Read the records below and report each line in which "background" occurs.

[[ Source information, beginning ]]

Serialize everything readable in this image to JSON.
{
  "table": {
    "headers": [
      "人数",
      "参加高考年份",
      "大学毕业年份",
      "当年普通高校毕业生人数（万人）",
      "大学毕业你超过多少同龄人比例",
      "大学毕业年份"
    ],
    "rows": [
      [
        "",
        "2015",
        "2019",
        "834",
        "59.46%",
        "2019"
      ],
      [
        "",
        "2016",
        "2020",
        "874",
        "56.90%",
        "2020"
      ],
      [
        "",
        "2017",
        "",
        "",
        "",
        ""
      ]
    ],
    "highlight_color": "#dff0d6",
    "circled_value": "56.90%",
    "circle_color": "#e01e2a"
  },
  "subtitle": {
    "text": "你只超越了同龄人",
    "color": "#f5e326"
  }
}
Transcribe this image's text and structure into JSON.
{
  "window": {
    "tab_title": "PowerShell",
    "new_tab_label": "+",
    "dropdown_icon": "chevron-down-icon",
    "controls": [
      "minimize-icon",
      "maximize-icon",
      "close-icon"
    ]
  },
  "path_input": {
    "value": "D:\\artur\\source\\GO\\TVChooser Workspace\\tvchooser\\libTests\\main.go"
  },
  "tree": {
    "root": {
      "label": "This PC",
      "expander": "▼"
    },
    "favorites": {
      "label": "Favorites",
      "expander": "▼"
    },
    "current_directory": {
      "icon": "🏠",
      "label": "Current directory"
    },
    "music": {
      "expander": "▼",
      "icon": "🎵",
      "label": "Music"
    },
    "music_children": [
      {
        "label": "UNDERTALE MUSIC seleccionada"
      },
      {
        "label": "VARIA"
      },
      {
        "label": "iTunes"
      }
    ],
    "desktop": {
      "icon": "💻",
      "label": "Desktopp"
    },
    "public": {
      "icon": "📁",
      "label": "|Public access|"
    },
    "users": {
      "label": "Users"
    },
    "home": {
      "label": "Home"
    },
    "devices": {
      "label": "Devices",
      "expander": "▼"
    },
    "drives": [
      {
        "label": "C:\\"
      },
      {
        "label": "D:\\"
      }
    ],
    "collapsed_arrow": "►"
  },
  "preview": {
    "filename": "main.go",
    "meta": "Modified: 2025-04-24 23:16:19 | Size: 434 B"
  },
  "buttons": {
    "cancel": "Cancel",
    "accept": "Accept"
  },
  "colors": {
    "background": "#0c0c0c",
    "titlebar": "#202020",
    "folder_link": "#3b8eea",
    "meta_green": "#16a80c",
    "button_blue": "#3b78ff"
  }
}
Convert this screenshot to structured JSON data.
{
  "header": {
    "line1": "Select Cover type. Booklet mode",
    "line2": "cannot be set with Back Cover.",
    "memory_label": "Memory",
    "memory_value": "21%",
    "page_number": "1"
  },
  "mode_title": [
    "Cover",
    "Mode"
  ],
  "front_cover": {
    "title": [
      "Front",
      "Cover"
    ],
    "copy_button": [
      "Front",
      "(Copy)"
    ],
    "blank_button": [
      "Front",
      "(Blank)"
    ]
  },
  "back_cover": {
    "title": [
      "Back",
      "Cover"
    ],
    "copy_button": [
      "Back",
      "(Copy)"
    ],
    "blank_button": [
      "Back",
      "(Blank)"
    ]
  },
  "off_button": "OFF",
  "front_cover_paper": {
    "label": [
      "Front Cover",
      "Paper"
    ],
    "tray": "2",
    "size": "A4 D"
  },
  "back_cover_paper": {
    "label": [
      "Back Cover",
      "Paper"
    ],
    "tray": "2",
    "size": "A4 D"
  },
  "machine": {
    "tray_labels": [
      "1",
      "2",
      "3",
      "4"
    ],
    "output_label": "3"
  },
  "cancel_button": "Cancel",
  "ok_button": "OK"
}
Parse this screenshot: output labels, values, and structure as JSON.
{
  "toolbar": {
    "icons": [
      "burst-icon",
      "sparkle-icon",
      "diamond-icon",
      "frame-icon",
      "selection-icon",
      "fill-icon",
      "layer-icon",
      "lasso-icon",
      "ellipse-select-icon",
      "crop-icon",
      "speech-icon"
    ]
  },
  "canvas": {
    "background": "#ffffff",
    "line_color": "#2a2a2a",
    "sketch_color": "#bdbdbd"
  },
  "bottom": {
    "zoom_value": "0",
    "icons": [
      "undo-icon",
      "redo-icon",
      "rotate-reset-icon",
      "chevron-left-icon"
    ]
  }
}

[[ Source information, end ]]

### Final answer:
    "background": "#0c0c0c",
    "background": "#ffffff",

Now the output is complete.